# Directions
Each record should be copied exactly into the answer, and no picture should go with it.

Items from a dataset
□ □ □ □

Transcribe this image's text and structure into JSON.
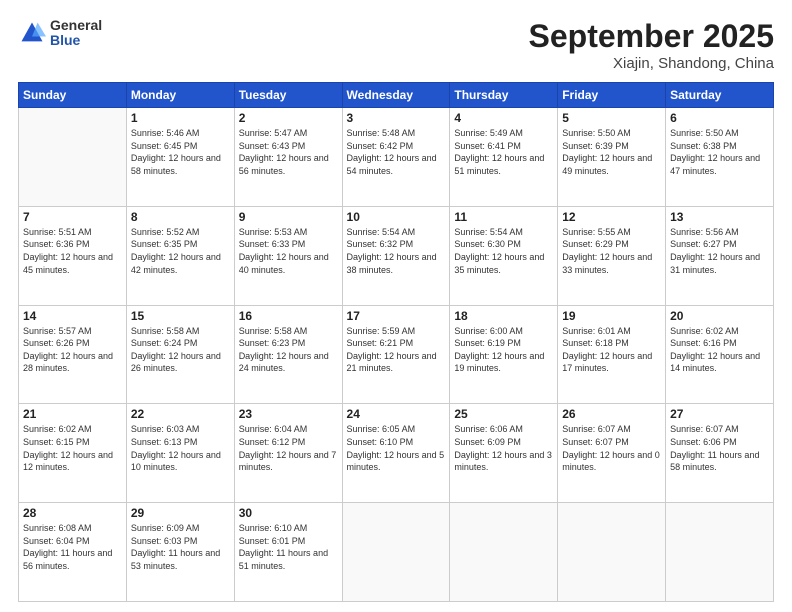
{
  "logo": {
    "general": "General",
    "blue": "Blue"
  },
  "header": {
    "title": "September 2025",
    "subtitle": "Xiajin, Shandong, China"
  },
  "calendar": {
    "days_of_week": [
      "Sunday",
      "Monday",
      "Tuesday",
      "Wednesday",
      "Thursday",
      "Friday",
      "Saturday"
    ],
    "weeks": [
      [
        {
          "day": "",
          "sunrise": "",
          "sunset": "",
          "daylight": "",
          "empty": true
        },
        {
          "day": "1",
          "sunrise": "Sunrise: 5:46 AM",
          "sunset": "Sunset: 6:45 PM",
          "daylight": "Daylight: 12 hours and 58 minutes."
        },
        {
          "day": "2",
          "sunrise": "Sunrise: 5:47 AM",
          "sunset": "Sunset: 6:43 PM",
          "daylight": "Daylight: 12 hours and 56 minutes."
        },
        {
          "day": "3",
          "sunrise": "Sunrise: 5:48 AM",
          "sunset": "Sunset: 6:42 PM",
          "daylight": "Daylight: 12 hours and 54 minutes."
        },
        {
          "day": "4",
          "sunrise": "Sunrise: 5:49 AM",
          "sunset": "Sunset: 6:41 PM",
          "daylight": "Daylight: 12 hours and 51 minutes."
        },
        {
          "day": "5",
          "sunrise": "Sunrise: 5:50 AM",
          "sunset": "Sunset: 6:39 PM",
          "daylight": "Daylight: 12 hours and 49 minutes."
        },
        {
          "day": "6",
          "sunrise": "Sunrise: 5:50 AM",
          "sunset": "Sunset: 6:38 PM",
          "daylight": "Daylight: 12 hours and 47 minutes."
        }
      ],
      [
        {
          "day": "7",
          "sunrise": "Sunrise: 5:51 AM",
          "sunset": "Sunset: 6:36 PM",
          "daylight": "Daylight: 12 hours and 45 minutes."
        },
        {
          "day": "8",
          "sunrise": "Sunrise: 5:52 AM",
          "sunset": "Sunset: 6:35 PM",
          "daylight": "Daylight: 12 hours and 42 minutes."
        },
        {
          "day": "9",
          "sunrise": "Sunrise: 5:53 AM",
          "sunset": "Sunset: 6:33 PM",
          "daylight": "Daylight: 12 hours and 40 minutes."
        },
        {
          "day": "10",
          "sunrise": "Sunrise: 5:54 AM",
          "sunset": "Sunset: 6:32 PM",
          "daylight": "Daylight: 12 hours and 38 minutes."
        },
        {
          "day": "11",
          "sunrise": "Sunrise: 5:54 AM",
          "sunset": "Sunset: 6:30 PM",
          "daylight": "Daylight: 12 hours and 35 minutes."
        },
        {
          "day": "12",
          "sunrise": "Sunrise: 5:55 AM",
          "sunset": "Sunset: 6:29 PM",
          "daylight": "Daylight: 12 hours and 33 minutes."
        },
        {
          "day": "13",
          "sunrise": "Sunrise: 5:56 AM",
          "sunset": "Sunset: 6:27 PM",
          "daylight": "Daylight: 12 hours and 31 minutes."
        }
      ],
      [
        {
          "day": "14",
          "sunrise": "Sunrise: 5:57 AM",
          "sunset": "Sunset: 6:26 PM",
          "daylight": "Daylight: 12 hours and 28 minutes."
        },
        {
          "day": "15",
          "sunrise": "Sunrise: 5:58 AM",
          "sunset": "Sunset: 6:24 PM",
          "daylight": "Daylight: 12 hours and 26 minutes."
        },
        {
          "day": "16",
          "sunrise": "Sunrise: 5:58 AM",
          "sunset": "Sunset: 6:23 PM",
          "daylight": "Daylight: 12 hours and 24 minutes."
        },
        {
          "day": "17",
          "sunrise": "Sunrise: 5:59 AM",
          "sunset": "Sunset: 6:21 PM",
          "daylight": "Daylight: 12 hours and 21 minutes."
        },
        {
          "day": "18",
          "sunrise": "Sunrise: 6:00 AM",
          "sunset": "Sunset: 6:19 PM",
          "daylight": "Daylight: 12 hours and 19 minutes."
        },
        {
          "day": "19",
          "sunrise": "Sunrise: 6:01 AM",
          "sunset": "Sunset: 6:18 PM",
          "daylight": "Daylight: 12 hours and 17 minutes."
        },
        {
          "day": "20",
          "sunrise": "Sunrise: 6:02 AM",
          "sunset": "Sunset: 6:16 PM",
          "daylight": "Daylight: 12 hours and 14 minutes."
        }
      ],
      [
        {
          "day": "21",
          "sunrise": "Sunrise: 6:02 AM",
          "sunset": "Sunset: 6:15 PM",
          "daylight": "Daylight: 12 hours and 12 minutes."
        },
        {
          "day": "22",
          "sunrise": "Sunrise: 6:03 AM",
          "sunset": "Sunset: 6:13 PM",
          "daylight": "Daylight: 12 hours and 10 minutes."
        },
        {
          "day": "23",
          "sunrise": "Sunrise: 6:04 AM",
          "sunset": "Sunset: 6:12 PM",
          "daylight": "Daylight: 12 hours and 7 minutes."
        },
        {
          "day": "24",
          "sunrise": "Sunrise: 6:05 AM",
          "sunset": "Sunset: 6:10 PM",
          "daylight": "Daylight: 12 hours and 5 minutes."
        },
        {
          "day": "25",
          "sunrise": "Sunrise: 6:06 AM",
          "sunset": "Sunset: 6:09 PM",
          "daylight": "Daylight: 12 hours and 3 minutes."
        },
        {
          "day": "26",
          "sunrise": "Sunrise: 6:07 AM",
          "sunset": "Sunset: 6:07 PM",
          "daylight": "Daylight: 12 hours and 0 minutes."
        },
        {
          "day": "27",
          "sunrise": "Sunrise: 6:07 AM",
          "sunset": "Sunset: 6:06 PM",
          "daylight": "Daylight: 11 hours and 58 minutes."
        }
      ],
      [
        {
          "day": "28",
          "sunrise": "Sunrise: 6:08 AM",
          "sunset": "Sunset: 6:04 PM",
          "daylight": "Daylight: 11 hours and 56 minutes."
        },
        {
          "day": "29",
          "sunrise": "Sunrise: 6:09 AM",
          "sunset": "Sunset: 6:03 PM",
          "daylight": "Daylight: 11 hours and 53 minutes."
        },
        {
          "day": "30",
          "sunrise": "Sunrise: 6:10 AM",
          "sunset": "Sunset: 6:01 PM",
          "daylight": "Daylight: 11 hours and 51 minutes."
        },
        {
          "day": "",
          "sunrise": "",
          "sunset": "",
          "daylight": "",
          "empty": true
        },
        {
          "day": "",
          "sunrise": "",
          "sunset": "",
          "daylight": "",
          "empty": true
        },
        {
          "day": "",
          "sunrise": "",
          "sunset": "",
          "daylight": "",
          "empty": true
        },
        {
          "day": "",
          "sunrise": "",
          "sunset": "",
          "daylight": "",
          "empty": true
        }
      ]
    ]
  }
}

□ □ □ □

# Response
Transcribe this image's text and structure into JSON.
{
  "logo": {
    "general": "General",
    "blue": "Blue"
  },
  "header": {
    "title": "September 2025",
    "subtitle": "Xiajin, Shandong, China"
  },
  "calendar": {
    "days_of_week": [
      "Sunday",
      "Monday",
      "Tuesday",
      "Wednesday",
      "Thursday",
      "Friday",
      "Saturday"
    ],
    "weeks": [
      [
        {
          "day": "",
          "sunrise": "",
          "sunset": "",
          "daylight": "",
          "empty": true
        },
        {
          "day": "1",
          "sunrise": "Sunrise: 5:46 AM",
          "sunset": "Sunset: 6:45 PM",
          "daylight": "Daylight: 12 hours and 58 minutes."
        },
        {
          "day": "2",
          "sunrise": "Sunrise: 5:47 AM",
          "sunset": "Sunset: 6:43 PM",
          "daylight": "Daylight: 12 hours and 56 minutes."
        },
        {
          "day": "3",
          "sunrise": "Sunrise: 5:48 AM",
          "sunset": "Sunset: 6:42 PM",
          "daylight": "Daylight: 12 hours and 54 minutes."
        },
        {
          "day": "4",
          "sunrise": "Sunrise: 5:49 AM",
          "sunset": "Sunset: 6:41 PM",
          "daylight": "Daylight: 12 hours and 51 minutes."
        },
        {
          "day": "5",
          "sunrise": "Sunrise: 5:50 AM",
          "sunset": "Sunset: 6:39 PM",
          "daylight": "Daylight: 12 hours and 49 minutes."
        },
        {
          "day": "6",
          "sunrise": "Sunrise: 5:50 AM",
          "sunset": "Sunset: 6:38 PM",
          "daylight": "Daylight: 12 hours and 47 minutes."
        }
      ],
      [
        {
          "day": "7",
          "sunrise": "Sunrise: 5:51 AM",
          "sunset": "Sunset: 6:36 PM",
          "daylight": "Daylight: 12 hours and 45 minutes."
        },
        {
          "day": "8",
          "sunrise": "Sunrise: 5:52 AM",
          "sunset": "Sunset: 6:35 PM",
          "daylight": "Daylight: 12 hours and 42 minutes."
        },
        {
          "day": "9",
          "sunrise": "Sunrise: 5:53 AM",
          "sunset": "Sunset: 6:33 PM",
          "daylight": "Daylight: 12 hours and 40 minutes."
        },
        {
          "day": "10",
          "sunrise": "Sunrise: 5:54 AM",
          "sunset": "Sunset: 6:32 PM",
          "daylight": "Daylight: 12 hours and 38 minutes."
        },
        {
          "day": "11",
          "sunrise": "Sunrise: 5:54 AM",
          "sunset": "Sunset: 6:30 PM",
          "daylight": "Daylight: 12 hours and 35 minutes."
        },
        {
          "day": "12",
          "sunrise": "Sunrise: 5:55 AM",
          "sunset": "Sunset: 6:29 PM",
          "daylight": "Daylight: 12 hours and 33 minutes."
        },
        {
          "day": "13",
          "sunrise": "Sunrise: 5:56 AM",
          "sunset": "Sunset: 6:27 PM",
          "daylight": "Daylight: 12 hours and 31 minutes."
        }
      ],
      [
        {
          "day": "14",
          "sunrise": "Sunrise: 5:57 AM",
          "sunset": "Sunset: 6:26 PM",
          "daylight": "Daylight: 12 hours and 28 minutes."
        },
        {
          "day": "15",
          "sunrise": "Sunrise: 5:58 AM",
          "sunset": "Sunset: 6:24 PM",
          "daylight": "Daylight: 12 hours and 26 minutes."
        },
        {
          "day": "16",
          "sunrise": "Sunrise: 5:58 AM",
          "sunset": "Sunset: 6:23 PM",
          "daylight": "Daylight: 12 hours and 24 minutes."
        },
        {
          "day": "17",
          "sunrise": "Sunrise: 5:59 AM",
          "sunset": "Sunset: 6:21 PM",
          "daylight": "Daylight: 12 hours and 21 minutes."
        },
        {
          "day": "18",
          "sunrise": "Sunrise: 6:00 AM",
          "sunset": "Sunset: 6:19 PM",
          "daylight": "Daylight: 12 hours and 19 minutes."
        },
        {
          "day": "19",
          "sunrise": "Sunrise: 6:01 AM",
          "sunset": "Sunset: 6:18 PM",
          "daylight": "Daylight: 12 hours and 17 minutes."
        },
        {
          "day": "20",
          "sunrise": "Sunrise: 6:02 AM",
          "sunset": "Sunset: 6:16 PM",
          "daylight": "Daylight: 12 hours and 14 minutes."
        }
      ],
      [
        {
          "day": "21",
          "sunrise": "Sunrise: 6:02 AM",
          "sunset": "Sunset: 6:15 PM",
          "daylight": "Daylight: 12 hours and 12 minutes."
        },
        {
          "day": "22",
          "sunrise": "Sunrise: 6:03 AM",
          "sunset": "Sunset: 6:13 PM",
          "daylight": "Daylight: 12 hours and 10 minutes."
        },
        {
          "day": "23",
          "sunrise": "Sunrise: 6:04 AM",
          "sunset": "Sunset: 6:12 PM",
          "daylight": "Daylight: 12 hours and 7 minutes."
        },
        {
          "day": "24",
          "sunrise": "Sunrise: 6:05 AM",
          "sunset": "Sunset: 6:10 PM",
          "daylight": "Daylight: 12 hours and 5 minutes."
        },
        {
          "day": "25",
          "sunrise": "Sunrise: 6:06 AM",
          "sunset": "Sunset: 6:09 PM",
          "daylight": "Daylight: 12 hours and 3 minutes."
        },
        {
          "day": "26",
          "sunrise": "Sunrise: 6:07 AM",
          "sunset": "Sunset: 6:07 PM",
          "daylight": "Daylight: 12 hours and 0 minutes."
        },
        {
          "day": "27",
          "sunrise": "Sunrise: 6:07 AM",
          "sunset": "Sunset: 6:06 PM",
          "daylight": "Daylight: 11 hours and 58 minutes."
        }
      ],
      [
        {
          "day": "28",
          "sunrise": "Sunrise: 6:08 AM",
          "sunset": "Sunset: 6:04 PM",
          "daylight": "Daylight: 11 hours and 56 minutes."
        },
        {
          "day": "29",
          "sunrise": "Sunrise: 6:09 AM",
          "sunset": "Sunset: 6:03 PM",
          "daylight": "Daylight: 11 hours and 53 minutes."
        },
        {
          "day": "30",
          "sunrise": "Sunrise: 6:10 AM",
          "sunset": "Sunset: 6:01 PM",
          "daylight": "Daylight: 11 hours and 51 minutes."
        },
        {
          "day": "",
          "sunrise": "",
          "sunset": "",
          "daylight": "",
          "empty": true
        },
        {
          "day": "",
          "sunrise": "",
          "sunset": "",
          "daylight": "",
          "empty": true
        },
        {
          "day": "",
          "sunrise": "",
          "sunset": "",
          "daylight": "",
          "empty": true
        },
        {
          "day": "",
          "sunrise": "",
          "sunset": "",
          "daylight": "",
          "empty": true
        }
      ]
    ]
  }
}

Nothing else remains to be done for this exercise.